→ **Exercise**:
Find how many lines in this data contain the string "Digital". Respond with only that number.

→ **Records shown**:

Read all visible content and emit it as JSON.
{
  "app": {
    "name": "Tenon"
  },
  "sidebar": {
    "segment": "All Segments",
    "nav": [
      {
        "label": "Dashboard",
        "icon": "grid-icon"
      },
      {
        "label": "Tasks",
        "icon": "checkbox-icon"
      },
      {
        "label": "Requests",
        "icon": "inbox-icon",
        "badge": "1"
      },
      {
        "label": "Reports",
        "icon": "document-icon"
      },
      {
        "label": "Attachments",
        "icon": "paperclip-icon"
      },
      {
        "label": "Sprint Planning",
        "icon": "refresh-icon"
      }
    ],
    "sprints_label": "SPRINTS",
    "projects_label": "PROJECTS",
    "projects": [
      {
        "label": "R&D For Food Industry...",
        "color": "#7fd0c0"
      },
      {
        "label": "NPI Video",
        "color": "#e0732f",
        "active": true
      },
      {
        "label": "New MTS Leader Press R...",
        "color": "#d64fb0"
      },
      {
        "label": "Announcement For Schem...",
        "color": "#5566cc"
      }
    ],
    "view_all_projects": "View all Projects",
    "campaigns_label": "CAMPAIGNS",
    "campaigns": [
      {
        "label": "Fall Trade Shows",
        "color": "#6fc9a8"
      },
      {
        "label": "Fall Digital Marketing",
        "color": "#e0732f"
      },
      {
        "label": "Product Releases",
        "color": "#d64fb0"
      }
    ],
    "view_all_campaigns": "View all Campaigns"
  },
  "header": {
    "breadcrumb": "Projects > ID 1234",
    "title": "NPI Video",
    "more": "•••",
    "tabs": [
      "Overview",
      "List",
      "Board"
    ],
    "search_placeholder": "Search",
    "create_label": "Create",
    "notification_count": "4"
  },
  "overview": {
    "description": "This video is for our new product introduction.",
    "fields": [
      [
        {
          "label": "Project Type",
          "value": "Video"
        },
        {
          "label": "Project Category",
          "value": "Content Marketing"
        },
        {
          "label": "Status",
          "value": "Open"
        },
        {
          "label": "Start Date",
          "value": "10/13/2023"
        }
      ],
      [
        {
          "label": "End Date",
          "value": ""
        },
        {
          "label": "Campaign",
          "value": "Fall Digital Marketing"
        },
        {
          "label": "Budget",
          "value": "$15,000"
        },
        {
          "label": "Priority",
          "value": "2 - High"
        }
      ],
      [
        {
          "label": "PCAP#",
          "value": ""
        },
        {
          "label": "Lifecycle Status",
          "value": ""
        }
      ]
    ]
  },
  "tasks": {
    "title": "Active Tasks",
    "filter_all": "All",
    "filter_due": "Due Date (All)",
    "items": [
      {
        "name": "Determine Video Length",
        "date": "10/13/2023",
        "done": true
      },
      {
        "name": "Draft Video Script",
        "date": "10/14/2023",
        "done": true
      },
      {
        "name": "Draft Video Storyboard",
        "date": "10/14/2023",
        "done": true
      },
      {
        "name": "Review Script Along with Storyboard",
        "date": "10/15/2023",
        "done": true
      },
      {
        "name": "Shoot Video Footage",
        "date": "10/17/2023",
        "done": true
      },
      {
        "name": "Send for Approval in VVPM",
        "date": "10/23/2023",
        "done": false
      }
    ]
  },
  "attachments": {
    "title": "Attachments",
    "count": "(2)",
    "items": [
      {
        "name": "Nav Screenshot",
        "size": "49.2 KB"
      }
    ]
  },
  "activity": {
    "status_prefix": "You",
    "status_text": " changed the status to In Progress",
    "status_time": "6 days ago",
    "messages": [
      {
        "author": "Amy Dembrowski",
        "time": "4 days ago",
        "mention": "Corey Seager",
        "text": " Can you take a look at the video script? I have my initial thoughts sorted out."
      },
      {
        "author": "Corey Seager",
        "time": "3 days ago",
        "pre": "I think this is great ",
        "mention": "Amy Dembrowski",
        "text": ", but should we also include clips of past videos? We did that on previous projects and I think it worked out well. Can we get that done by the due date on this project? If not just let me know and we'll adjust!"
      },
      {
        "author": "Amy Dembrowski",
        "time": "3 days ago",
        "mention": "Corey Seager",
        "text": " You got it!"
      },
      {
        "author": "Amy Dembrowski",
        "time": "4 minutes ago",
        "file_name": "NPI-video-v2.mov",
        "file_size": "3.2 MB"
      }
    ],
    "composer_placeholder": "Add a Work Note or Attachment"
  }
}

→ **Task output**:
2